International Women’s Day has been celebrated every 8th March since 1975. During these 24 hours, we visualize the struggle for equality, participation, and empowerment of women in all social spheres for the remaining 364 days of the year.
The data on inequality is evident throughout the world, including Spain, although our country is at the forefront of women’s rights and the fight against gender violence.
Gender equality is precisely one of the pillars on which we based Spain’s project as Guest of Honour at the Frankfurt Book Fair 2022. Because if there is one sector in which these figures are not so alarming, it is the book sector.
Women are at the top of the reading rates and are the majority in the publishing world and cultural institutions. A generation of female writers reflecting on women’s roles in contemporary society, motherhood, and feminism has emerged on the literary scene in recent years. At the same time, they are awarded for works in all genres and for all ages: essays, novels, theatre, poetry, comics, short stories. They continue along the path marked by their established predecessors and succeed in Spain and abroad.
As an example, the awards Las Librerías Recomiendan, Grupo Kirico and Zona Cómic 2021 have all gone to female writers, comic authors or illustrators. These awards, granted by the Spanish Confederation of Bookshop Associations and Guilds (CEGAL), include the participation of more than 150 bookshops in Spain that have highlighted “the originality, risk and richness of their voices and proposals”. The award winners were Laura Fernández for her novel La señora Potter no es exactamente Father Christmas (Literatura Random House); Vivian Gornick for the essay Cuentas pendientes (Sexto Piso); Ángela Segovia for the poetry collection Mi paese salvaje (La Uña Rota); Camile Jourdy for the comic Las Varamillas (Astronave), Mónica Rodríguez for Cueto negro (Luez); and Teresa Valero for her comic Contrapaso. Los hijos de los otros (Norma). The Javier Morote Prize, for young authors, also went to a writer, in this case the Mexican Clyo Mendoza for Furia (Sigilo /Almadía).
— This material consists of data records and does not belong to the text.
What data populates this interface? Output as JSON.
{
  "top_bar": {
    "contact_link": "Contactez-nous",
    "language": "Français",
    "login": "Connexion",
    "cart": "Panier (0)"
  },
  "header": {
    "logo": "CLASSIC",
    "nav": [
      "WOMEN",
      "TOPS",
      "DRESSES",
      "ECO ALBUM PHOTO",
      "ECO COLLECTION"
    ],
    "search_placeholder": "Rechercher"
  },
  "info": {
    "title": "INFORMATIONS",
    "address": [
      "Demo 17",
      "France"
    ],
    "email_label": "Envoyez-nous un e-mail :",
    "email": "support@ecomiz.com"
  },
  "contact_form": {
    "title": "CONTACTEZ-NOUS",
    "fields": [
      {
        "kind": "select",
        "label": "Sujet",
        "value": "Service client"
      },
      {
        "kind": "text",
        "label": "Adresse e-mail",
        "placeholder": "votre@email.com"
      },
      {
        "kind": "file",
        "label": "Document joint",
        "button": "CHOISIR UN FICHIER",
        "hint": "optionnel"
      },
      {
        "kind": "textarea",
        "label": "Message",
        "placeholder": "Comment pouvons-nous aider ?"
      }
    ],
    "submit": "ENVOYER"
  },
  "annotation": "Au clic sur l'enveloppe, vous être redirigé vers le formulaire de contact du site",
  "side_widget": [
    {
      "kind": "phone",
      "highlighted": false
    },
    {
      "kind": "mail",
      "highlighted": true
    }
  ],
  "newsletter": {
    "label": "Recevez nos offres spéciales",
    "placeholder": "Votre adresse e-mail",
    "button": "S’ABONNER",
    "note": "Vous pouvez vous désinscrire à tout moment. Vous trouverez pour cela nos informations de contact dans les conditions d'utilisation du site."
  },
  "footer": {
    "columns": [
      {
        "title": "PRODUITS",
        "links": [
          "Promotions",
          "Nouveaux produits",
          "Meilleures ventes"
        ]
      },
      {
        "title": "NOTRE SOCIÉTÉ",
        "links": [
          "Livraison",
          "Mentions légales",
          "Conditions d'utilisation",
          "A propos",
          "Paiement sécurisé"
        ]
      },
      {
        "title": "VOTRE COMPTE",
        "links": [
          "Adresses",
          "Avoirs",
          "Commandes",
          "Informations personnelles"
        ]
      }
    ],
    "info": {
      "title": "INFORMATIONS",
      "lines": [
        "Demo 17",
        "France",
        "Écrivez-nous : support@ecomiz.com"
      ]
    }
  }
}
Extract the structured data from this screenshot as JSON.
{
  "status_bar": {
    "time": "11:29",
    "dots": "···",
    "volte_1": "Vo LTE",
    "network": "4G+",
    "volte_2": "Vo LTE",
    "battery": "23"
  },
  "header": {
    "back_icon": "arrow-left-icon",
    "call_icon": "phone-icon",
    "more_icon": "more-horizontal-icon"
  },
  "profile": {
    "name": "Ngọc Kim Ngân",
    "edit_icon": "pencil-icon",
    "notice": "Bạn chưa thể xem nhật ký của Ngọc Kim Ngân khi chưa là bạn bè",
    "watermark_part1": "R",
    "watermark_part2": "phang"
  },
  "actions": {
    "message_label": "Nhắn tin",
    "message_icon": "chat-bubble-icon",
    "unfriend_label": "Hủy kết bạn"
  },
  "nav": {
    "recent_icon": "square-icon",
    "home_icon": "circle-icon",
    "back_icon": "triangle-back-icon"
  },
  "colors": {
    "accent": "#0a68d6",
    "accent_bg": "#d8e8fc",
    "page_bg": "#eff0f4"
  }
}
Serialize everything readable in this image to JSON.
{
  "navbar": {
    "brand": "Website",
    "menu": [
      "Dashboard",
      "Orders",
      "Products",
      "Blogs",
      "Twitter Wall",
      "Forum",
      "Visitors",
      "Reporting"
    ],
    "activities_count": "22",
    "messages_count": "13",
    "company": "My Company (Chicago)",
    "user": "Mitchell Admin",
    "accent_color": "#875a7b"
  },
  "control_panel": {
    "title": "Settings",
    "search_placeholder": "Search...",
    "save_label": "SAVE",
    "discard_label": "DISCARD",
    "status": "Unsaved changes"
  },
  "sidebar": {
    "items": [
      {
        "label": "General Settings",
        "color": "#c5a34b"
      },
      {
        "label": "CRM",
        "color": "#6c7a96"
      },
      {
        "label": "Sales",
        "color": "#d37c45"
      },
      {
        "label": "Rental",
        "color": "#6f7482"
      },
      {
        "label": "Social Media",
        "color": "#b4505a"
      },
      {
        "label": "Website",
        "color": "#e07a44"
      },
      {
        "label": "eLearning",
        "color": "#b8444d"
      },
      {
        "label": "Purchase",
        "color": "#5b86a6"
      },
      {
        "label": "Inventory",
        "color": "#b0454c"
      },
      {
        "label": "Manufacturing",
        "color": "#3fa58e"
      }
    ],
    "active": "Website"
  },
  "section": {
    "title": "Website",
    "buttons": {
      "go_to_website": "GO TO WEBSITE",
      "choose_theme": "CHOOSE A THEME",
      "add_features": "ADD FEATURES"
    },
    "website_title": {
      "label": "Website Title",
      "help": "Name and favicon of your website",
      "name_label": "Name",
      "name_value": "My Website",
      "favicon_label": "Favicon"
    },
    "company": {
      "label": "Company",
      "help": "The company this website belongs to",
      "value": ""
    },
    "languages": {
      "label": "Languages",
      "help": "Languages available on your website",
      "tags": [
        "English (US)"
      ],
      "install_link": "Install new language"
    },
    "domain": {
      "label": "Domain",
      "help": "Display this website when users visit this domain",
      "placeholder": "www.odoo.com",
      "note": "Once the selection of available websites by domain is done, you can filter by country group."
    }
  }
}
The percentage of female readers is also positive. According to the Barómetro de Hábitos de Lectura y Compra de Libros en España 2021, created by the Federación de Gremios de Editores de España (FGEE) with the sponsorship of CEDRO and in collaboration with the Ministry of Culture and Sport, almost 70% of women read in their free time, 10 points higher than the percentage of male readers. This difference holds up in all age groups, except for those aged 65 and over, where the figures are equal. Likewise, there are fewer women than men in the 35.6% of Spaniards who never or rarely read.
The same Barometer reports that traditional bookshops continue to be the preferred places for readers to buy books other than textbooks. And what about the presence of women in these spaces? The answer is in the Bookshop Map, drawn up by the University of Zaragoza, which forms part of the Bookshop Observatory, a project that CEGAL has been carrying out periodically for over ten years with the support of the Ministry of Culture and Sport.
With a vast female presence in the business (59.7%), one of the aspects highlighted by Álvaro Manso, spokesman for CEGAL, is the promotion of permanent employment (8,277 permanent employees, of which 4,929 are women) compared to the reduction of temporary employment (1,560 temporary workers).
This female prevalence is evident in another area of literary business. Female executives: Núria Cabutí, CEO of Penguin Random House Grupo Editorial, and Marta Martínez, CEO and managing director of Grupo Anaya are the heads of two of the three most influential publishing groups in the Spanish and Latin American markets. Moreover, 12 of Penguin’s 19 editorial directors are women the same is true of many other companies in the sector: Planeta, Siruela, La Esfera de los Libros, Maeva.
The country’s most prominent literary agents are also women: Palmira Márquez, Antonia Kerrigan, Raquel de la Concha, Mercedes Casanova, María Lynch… All of them worthy successors of Carmen Balcells, who died in 2015 and created the literary agency to which she gave her name. In the 60 years of her professional career, she represented the works of six Nobel Literature Prize winners: Miguel Ángel Asturias, Pablo Neruda, Vicente Aleixandre, Gabriel García Márquez, Camilo José Cela and Mario Vargas Llosa. Women’s leadership in the Spanish publishing industry seems unquestionable. Publishers, imprint directors, marketing and communication managers, translators, agents, readers, designers, booksellers, illustrators are all protagonists of our literary ecosystem.